  19. As they are quite heavy, I would think that yes. The engine was rebuild in a really "amateur" way when the car was painted. And the problem that made the engine fail the last time, was not fixed. When I disassembled the engine now, I found out that the oil sump is so badly dented, that it hits the oil pickup. So I recon it is way to close to have decent oil flow. This time I will do it properly myself. I'll try to take pictures and do some updates in my project thread along the way.
  20. Finding one near you would be ideal - Ne from North America would be very expensive to ship. @V-M maybe? Rabin
  21. A mistake was made by the Lithuanians that grinded my crank for overdim bearings, and now I need to redo the work myself. And unfortunately I really would like to get hold of undamaged crank for my engine when I am completely overhauling it. I put the block in the acid for stripping today, and will take it out on Monday to assess the damage more. But I do think the block is 100% fine.
  22. I don't know if you can simply machine the J4R block to J4RS spec, if not you could still create some external plumbing like on the Sierra Cosworth engine. If you don't have a XU10J4R yet then looking for a XU10J4 engine is not a bad idea, the head is the same than the 405 T16 minus the cams and sodium filled valves so you know the design is fine with boost. In fact it is based on the 205 turbo 16 evo head and was also used on the 206 WRC by taking advantage of homologation rules.
  23. The 135hp XU10J4R engine block doesn't have pistons oil jets (unless it's one of the very first ones from a 605/XM) so if you want to run plenty of boost later it's better to start with a XU10J4, XU10J4RS or XU10J2TE engine if possible.

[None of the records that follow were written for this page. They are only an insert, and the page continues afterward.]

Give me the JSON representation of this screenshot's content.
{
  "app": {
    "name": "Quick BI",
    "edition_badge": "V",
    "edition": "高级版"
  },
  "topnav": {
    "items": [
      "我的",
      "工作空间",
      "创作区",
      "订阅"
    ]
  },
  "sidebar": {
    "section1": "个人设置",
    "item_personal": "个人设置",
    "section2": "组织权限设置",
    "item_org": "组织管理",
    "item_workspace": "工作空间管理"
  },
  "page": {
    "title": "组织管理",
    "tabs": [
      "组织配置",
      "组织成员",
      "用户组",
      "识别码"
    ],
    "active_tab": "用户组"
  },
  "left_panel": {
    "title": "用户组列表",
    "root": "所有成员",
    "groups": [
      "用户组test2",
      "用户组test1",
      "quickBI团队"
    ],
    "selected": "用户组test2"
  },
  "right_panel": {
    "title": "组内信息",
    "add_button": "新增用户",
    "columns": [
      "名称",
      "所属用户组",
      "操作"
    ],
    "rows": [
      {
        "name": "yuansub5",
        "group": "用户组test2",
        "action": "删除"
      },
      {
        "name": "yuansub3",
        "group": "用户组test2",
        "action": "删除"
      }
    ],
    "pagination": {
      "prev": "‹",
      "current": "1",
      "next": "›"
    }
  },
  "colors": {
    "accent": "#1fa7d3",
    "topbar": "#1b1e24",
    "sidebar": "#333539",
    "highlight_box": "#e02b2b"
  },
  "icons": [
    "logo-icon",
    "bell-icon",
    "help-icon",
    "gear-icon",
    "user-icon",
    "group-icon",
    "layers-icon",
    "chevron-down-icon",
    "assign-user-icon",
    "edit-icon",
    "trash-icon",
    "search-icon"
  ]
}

  24. How has the build been going, any news?
  1. Load more activity
×
×
  • Create New...